An area of physical security that often doesn’t get much attention is the transportation of liquid fuels in vehicles such as a gasoline tanker truck. This is a HUGE problem in emerging markets; but in fact theft of gasoline and other high value liquid fuels happens even in developed markets such as the US and Europe.
Why Worry About Fuel Transportation Theft and Security?
A typical large tank truck, tanker truck or tanker (depending upon your country) can hold retail gasoline inventory worth $36K in USD or more, based upon a typical tank capacity of roughly 9000 gallons and price of $3/gallon. Of course with the higher fuel prices in Europe and some other places, the retail value of the shipment can be even higher.
Gasoline and other fuels and high value liquids are relatively easy to steal if unprotected – a thief can simply siphon some or all of it all into his own tank. More sophisticated criminal gangs may target the theft of the tank trailer or the entire truck.
Not only is an unprotected gasoline tanker truck easy to steal fuel from, but it’s also very easy for a thief to sell on the black market. Unlike other high value goods that might be targeted, gasoline fuel has no pedigree markings that can be tracked or traced.
Human Factors Play a Large Role in Gasoline Tanker Truck Security
First and foremost, know who is handling and transporting your fuel. The tank truck driver. The fuel depot attendant. Even your own employees in charge of overseeing the replenishment of your underground tanks from the tanker truck. How well do you know the jobber you’ve contracted to bring you the fuel? Relationships and reputation matter here. This is of utmost consideration, because if any of these folks are corrupted, it reduces the likelihood that other security measures being employed are effective. Steps you should take to reduce your “human risk” of fuel theft:
- Choose a fuel transportation jobber with a great reputation; if you don’t know someone personally, ask around and get referrals from those you trust
- Insist that anyone handing your fuel at the fuel distribution depot and the transportation jobber are properly vetted, including criminal background checks
- Keep an eye out; don’t allow unscheduled stops between the fuel depot and the delivery point

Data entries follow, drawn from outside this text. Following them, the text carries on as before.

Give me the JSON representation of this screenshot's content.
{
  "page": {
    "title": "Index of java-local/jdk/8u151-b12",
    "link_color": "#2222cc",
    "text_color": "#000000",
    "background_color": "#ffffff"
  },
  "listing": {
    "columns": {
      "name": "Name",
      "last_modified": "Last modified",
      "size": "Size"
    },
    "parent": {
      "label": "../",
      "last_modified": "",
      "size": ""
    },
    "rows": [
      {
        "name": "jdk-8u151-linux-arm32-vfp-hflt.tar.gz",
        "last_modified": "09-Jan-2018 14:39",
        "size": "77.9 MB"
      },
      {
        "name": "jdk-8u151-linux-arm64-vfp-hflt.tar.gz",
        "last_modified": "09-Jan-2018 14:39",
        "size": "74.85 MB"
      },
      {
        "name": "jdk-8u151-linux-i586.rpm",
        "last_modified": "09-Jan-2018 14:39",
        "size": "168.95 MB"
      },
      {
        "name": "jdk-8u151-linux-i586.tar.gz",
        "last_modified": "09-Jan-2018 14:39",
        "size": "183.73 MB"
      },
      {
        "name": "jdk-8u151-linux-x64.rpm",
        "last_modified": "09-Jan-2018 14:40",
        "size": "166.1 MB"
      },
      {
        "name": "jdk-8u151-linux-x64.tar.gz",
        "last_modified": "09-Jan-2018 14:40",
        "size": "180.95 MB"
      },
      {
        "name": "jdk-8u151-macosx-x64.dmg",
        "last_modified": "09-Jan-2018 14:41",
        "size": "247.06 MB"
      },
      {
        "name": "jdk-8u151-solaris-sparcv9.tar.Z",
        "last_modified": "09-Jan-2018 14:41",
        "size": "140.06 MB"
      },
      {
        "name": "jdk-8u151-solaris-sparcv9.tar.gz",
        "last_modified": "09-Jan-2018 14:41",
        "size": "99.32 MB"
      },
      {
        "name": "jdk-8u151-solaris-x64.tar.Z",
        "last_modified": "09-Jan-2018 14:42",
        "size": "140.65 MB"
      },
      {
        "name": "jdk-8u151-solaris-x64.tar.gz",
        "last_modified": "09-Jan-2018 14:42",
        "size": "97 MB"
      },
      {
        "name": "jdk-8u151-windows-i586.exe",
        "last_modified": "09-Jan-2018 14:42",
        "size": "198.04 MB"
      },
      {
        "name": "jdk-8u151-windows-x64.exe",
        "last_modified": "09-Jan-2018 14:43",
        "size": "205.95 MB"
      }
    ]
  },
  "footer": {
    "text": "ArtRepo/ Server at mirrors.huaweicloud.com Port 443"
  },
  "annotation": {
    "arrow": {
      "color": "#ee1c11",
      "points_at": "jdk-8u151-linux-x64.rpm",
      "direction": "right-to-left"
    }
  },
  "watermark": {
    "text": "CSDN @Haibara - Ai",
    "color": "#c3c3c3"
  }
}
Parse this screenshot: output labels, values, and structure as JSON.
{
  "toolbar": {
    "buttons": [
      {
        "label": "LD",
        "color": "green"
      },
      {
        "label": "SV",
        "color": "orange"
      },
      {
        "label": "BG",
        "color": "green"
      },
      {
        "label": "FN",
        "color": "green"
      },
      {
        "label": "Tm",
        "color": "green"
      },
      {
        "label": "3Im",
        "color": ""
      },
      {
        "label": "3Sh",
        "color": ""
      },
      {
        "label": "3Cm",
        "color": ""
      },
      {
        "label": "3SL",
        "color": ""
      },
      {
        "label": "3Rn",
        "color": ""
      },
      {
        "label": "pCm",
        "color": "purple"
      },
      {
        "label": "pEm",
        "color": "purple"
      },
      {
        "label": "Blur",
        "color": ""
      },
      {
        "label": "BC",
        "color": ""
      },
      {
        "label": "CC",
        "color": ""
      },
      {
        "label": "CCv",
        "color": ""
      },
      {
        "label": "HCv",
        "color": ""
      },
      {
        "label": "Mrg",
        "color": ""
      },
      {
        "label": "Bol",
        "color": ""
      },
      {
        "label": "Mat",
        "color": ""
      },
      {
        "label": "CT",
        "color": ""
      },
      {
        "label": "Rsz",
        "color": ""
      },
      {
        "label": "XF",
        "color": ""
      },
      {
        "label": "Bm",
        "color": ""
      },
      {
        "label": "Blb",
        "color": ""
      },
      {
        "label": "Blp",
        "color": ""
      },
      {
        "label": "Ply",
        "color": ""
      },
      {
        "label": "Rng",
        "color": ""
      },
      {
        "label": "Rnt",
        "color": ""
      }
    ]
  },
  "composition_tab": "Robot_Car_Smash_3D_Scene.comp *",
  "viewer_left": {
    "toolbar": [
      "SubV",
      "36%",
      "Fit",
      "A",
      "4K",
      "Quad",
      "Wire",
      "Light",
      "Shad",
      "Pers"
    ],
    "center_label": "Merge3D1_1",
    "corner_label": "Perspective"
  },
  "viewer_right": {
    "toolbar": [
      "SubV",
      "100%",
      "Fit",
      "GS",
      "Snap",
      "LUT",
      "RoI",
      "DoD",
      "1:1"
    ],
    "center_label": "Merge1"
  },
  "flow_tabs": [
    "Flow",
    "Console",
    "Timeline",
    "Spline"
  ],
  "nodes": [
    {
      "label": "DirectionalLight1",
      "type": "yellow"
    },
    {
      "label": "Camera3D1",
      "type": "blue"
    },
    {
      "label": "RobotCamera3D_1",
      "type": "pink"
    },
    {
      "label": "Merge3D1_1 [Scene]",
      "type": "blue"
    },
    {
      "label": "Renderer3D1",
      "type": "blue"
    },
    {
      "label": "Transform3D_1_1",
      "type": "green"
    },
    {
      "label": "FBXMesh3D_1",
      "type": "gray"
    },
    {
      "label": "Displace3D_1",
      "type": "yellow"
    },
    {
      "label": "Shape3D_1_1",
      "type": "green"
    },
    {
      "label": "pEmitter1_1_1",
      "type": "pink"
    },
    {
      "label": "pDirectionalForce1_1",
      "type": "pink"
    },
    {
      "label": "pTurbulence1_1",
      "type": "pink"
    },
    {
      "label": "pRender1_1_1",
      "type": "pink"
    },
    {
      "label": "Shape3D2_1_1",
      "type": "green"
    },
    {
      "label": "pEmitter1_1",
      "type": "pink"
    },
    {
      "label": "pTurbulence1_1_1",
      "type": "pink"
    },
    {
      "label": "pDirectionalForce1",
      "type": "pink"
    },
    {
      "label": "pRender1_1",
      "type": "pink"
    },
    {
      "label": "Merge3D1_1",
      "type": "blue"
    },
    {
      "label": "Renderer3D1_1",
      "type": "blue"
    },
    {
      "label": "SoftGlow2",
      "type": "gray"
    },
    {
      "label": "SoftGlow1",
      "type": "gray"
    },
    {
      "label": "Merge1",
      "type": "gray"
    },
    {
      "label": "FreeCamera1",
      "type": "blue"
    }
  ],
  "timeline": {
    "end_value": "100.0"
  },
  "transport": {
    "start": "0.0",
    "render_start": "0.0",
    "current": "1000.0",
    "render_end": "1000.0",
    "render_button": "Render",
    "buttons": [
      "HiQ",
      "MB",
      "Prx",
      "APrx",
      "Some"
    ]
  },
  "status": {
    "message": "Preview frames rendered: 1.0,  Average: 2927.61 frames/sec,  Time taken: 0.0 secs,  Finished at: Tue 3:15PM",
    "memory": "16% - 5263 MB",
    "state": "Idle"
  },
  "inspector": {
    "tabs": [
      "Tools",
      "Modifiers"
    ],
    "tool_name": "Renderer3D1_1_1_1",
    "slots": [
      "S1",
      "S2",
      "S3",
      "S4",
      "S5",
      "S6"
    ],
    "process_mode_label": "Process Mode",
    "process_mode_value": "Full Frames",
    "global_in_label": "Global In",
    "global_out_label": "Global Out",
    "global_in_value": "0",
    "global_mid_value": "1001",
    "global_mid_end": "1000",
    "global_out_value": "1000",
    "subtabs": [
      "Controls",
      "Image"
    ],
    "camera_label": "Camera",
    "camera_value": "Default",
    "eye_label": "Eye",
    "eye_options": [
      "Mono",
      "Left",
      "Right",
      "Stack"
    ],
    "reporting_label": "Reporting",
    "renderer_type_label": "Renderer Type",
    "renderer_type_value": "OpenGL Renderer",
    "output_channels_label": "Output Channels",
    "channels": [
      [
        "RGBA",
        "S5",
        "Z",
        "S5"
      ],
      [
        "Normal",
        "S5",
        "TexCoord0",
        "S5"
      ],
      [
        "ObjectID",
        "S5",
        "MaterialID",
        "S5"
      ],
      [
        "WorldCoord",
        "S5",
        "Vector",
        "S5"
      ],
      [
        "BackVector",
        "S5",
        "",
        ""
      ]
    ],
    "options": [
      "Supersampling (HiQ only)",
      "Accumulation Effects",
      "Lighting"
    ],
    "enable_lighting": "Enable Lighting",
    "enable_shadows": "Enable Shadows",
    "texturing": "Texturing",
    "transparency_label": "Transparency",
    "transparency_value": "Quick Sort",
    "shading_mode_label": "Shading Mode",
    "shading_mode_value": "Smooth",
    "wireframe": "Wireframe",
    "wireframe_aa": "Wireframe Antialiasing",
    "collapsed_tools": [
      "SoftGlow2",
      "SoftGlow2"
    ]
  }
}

- If at all possible, deal with companies where you will be dealing with “regular” personnel that you get to know, rather than a revolving door of different individuals.
It should be noted that in areas where you can use a fuel meter to ensure you actually get the inventory that you’ve paid for, the risk of fuel theft is reduced (although of course meters can be tampered with as well and whole trucks can still be stolen). In many areas, however, this is not possible.
Gasoline Tanker Truck Entry Points
There are typically at least two points of entry to the Gasoline Tanker Truck’s fuel storage tank that justifies extra protection. These are entry pipes where fuel is off-loaded or on-loaded. These pipes typically have a connected hasp where a padlock-style security device can be attached to the entry cover for added security. It is common on a large fuel tanker to have one entry location on the top of the tank and another on the side near the bottom.
Lastly, rather than relying on a simple, humble padlock to secure your multi-thousand dollar inventory, it may make sense to employ a more sophisticated device. The OpticalLock system is a mult-function security device which combines of the benefits of a physical lock, wireless alarm, security seal and GPS tracker all in a familiar padlock form factor.
So in addition to the physical security of a lock, The OpticalLock Opti-100 provides the ability to track your fuel shipment along it’s route, including geofences to provide real-time wireless alerts to you should there be a deviation from the designated route. If someone try to tamper with the OpticalLock in any way, wireless alerts are also generated and sent in real-time. Lastly, the product provides a chain of custody record in the web-based OpticalLock management software, as well as assurance that the lock was not tampered with.
Please browse the OpticalLock website for more information on the Opti-100 as well as information on typical applications. You can Contact us if you have specific questions or are interested in purchasing. We’d also appreciate it if you could post a comment below, or share this article with your gasoline/fuel transportation and security management colleagues to further this discussion.